Over a hundred days of fire in Southern Israeli areas surrounding the Gaza strip, and almost no one cares. Twenty fires break out each day, consuming thousands of square meters of agricultural areas, fields and crops, while most of the Israeli public remains unconcerned. Why do we remain complacent?
And as the southern land is aching, the northern land is shaking. More than a dozen earthquakes at various intensities took place around Tiberias over the last week or so, and the public remains indifferent. What kind of wake-up call do we need? What level on the Richter scale will shake our hearts? How far do the fire kites need to fly so as to awaken us from our coma?
Symbolically, the Hebrew calendar shows we are right “between the straits” – the three weeks of trouble and distress that struck the people of Israel leading up to the ruin of the Temple. And just as people in the kingdom of Judea were indifferent to their collective fate, the Israeli people of 2018 are mostly concerned with their narrow interests.
Yet things seem to be different in 2018. Israel holds the reputation of being one of the world’s strongest countries – both militarily, diplomatically, and economically. But our temporary success hinges on a worrisome reality: the hostile countries around us have yet to unite and join hands in an effort to destroy us.
Sure, we are a nation that doesn’t like listening to worrying reflections about ourselves. But we are also “a stiff-necked people.” We latch onto what we have got, oblivious to lessons we have already learnt from the tougher times of our history. We are indifferent to our indifference.
The boys trapped in a cave in Thailand worry us far more than putting out the fires a few meters away from us, and this indicates that something in the Israeli nationhood is completely out of whack. We can’t see the main reason for concern, right under our noses.
“The poor of your city come first,” says the Torah. Our main concern should be those close to us, from north to south. And our elected officials should start fixing the country, instead of putting all their efforts in trying to “fix” each other.
Rather than waiting for the next trouble to come down from the skies or from under the ground, we must begin to recognize our collective fate by seeing all these blows as clarions. Every blow tells us to further tighten our bonds, raise our concern for each other, and begin to live by the crux of our nationhood, being “as one man in one heart.”
According to the wisdom of Kabbalah, rebuilding the Temple is not about laying bricks and erecting walls. It’s about building a solid connection between our hearts.

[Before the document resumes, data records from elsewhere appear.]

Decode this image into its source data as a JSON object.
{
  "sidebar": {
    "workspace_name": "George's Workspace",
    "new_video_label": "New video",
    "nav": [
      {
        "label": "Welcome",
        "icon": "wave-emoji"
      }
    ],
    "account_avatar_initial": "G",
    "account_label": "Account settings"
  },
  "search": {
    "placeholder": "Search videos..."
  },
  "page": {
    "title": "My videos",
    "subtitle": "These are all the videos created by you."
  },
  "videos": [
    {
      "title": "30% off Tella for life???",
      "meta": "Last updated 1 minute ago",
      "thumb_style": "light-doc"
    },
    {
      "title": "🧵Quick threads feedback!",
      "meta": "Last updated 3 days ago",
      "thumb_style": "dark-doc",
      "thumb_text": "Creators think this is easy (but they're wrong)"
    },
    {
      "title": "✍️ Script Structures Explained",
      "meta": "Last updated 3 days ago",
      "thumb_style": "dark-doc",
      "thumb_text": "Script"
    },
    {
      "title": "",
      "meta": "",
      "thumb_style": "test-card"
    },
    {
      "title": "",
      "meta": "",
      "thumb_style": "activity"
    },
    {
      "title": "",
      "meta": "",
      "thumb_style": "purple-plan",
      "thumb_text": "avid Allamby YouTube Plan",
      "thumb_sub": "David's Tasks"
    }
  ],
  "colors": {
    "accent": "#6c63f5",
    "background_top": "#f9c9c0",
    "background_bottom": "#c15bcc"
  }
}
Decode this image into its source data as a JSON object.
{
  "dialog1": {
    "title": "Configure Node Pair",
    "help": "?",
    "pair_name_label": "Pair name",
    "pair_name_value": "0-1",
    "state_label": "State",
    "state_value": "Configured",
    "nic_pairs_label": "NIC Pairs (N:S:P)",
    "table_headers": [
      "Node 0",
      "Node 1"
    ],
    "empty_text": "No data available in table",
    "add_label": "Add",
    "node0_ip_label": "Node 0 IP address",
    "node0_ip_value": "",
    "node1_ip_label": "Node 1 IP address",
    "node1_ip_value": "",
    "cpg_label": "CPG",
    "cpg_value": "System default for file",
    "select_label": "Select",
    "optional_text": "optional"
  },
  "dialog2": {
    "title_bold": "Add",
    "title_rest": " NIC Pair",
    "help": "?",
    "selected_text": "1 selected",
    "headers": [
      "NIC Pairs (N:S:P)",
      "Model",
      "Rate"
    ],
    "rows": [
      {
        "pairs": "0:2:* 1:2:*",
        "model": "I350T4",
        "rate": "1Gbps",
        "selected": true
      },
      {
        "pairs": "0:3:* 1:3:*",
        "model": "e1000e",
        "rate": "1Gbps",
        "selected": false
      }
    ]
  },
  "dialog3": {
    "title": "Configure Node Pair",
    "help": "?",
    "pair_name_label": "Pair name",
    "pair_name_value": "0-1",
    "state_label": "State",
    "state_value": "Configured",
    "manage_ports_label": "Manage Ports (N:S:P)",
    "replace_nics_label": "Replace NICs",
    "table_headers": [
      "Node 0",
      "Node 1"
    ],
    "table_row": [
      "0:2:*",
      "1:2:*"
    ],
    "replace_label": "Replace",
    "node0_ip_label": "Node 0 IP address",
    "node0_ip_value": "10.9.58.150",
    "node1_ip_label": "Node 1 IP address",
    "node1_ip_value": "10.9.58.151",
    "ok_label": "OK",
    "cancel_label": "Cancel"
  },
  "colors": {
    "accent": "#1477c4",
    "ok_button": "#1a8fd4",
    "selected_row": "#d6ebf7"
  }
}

That is what we need to build both for ourselves and the world. We have to demonstrate a new level of mutual care and human bonding that will ultimately spread “light unto the nations,” but it has to start right here, between us.